WHAT YOU HAVE TO DO => Look below. Copy each line that has "https" in it.

ENTRIES SUPPLIED =>
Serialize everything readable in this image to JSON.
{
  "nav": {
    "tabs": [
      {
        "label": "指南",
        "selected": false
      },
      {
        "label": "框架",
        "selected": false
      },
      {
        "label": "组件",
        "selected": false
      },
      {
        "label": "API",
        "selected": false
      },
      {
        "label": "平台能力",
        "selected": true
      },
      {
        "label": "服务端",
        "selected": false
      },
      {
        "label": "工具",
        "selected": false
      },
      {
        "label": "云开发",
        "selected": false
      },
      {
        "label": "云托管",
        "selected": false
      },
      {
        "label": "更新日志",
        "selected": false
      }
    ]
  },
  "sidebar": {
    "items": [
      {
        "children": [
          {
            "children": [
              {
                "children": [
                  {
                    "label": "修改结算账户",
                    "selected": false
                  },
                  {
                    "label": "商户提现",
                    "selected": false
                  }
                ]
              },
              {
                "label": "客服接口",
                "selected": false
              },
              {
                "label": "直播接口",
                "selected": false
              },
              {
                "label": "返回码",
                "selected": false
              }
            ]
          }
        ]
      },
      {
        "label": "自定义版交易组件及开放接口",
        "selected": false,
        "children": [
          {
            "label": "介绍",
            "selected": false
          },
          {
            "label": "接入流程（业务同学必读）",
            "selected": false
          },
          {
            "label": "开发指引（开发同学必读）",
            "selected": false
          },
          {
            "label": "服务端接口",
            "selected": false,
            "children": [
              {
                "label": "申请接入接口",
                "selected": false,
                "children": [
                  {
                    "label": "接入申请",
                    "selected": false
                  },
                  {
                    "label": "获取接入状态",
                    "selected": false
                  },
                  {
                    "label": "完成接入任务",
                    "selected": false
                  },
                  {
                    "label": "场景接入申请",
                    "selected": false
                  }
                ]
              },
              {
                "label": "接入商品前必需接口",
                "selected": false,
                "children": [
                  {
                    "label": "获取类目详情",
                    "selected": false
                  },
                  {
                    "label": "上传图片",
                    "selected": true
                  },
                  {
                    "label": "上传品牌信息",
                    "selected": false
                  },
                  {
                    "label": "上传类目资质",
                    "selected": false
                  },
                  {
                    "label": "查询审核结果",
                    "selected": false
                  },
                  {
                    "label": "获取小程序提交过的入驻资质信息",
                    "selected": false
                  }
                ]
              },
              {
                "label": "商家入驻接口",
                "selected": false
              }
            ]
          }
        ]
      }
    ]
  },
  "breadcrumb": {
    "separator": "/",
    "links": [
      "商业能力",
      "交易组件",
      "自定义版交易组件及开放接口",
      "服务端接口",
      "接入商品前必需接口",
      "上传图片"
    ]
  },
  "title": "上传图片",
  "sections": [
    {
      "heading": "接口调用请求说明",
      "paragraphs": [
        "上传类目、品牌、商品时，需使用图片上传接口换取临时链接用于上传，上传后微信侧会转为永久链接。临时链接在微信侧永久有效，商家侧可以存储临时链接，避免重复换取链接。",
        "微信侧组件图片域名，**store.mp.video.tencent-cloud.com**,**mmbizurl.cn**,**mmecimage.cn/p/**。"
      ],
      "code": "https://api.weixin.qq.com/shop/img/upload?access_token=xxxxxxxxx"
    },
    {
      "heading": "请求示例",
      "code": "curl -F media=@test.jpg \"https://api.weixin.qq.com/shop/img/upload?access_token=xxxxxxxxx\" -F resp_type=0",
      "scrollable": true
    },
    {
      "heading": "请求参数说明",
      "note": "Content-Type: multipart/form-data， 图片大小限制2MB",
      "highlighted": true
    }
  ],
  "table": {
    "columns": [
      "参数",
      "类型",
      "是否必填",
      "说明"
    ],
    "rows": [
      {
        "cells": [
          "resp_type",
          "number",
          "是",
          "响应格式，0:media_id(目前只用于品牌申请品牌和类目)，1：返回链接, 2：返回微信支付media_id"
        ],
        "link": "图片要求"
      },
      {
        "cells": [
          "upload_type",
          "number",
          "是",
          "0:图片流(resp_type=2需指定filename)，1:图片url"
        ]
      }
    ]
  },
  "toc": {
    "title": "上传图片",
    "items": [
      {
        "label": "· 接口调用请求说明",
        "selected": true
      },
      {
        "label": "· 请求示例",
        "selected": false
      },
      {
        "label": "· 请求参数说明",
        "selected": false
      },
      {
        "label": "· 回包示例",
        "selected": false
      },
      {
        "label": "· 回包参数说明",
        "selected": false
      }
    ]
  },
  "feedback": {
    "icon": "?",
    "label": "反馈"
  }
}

EXERCISE RESULT =>
      "code": "https://api.weixin.qq.com/shop/img/upload?access_token=xxxxxxxxx"
      "code": "curl -F media=@test.jpg \"https://api.weixin.qq.com/shop/img/upload?access_token=xxxxxxxxx\" -F resp_type=0",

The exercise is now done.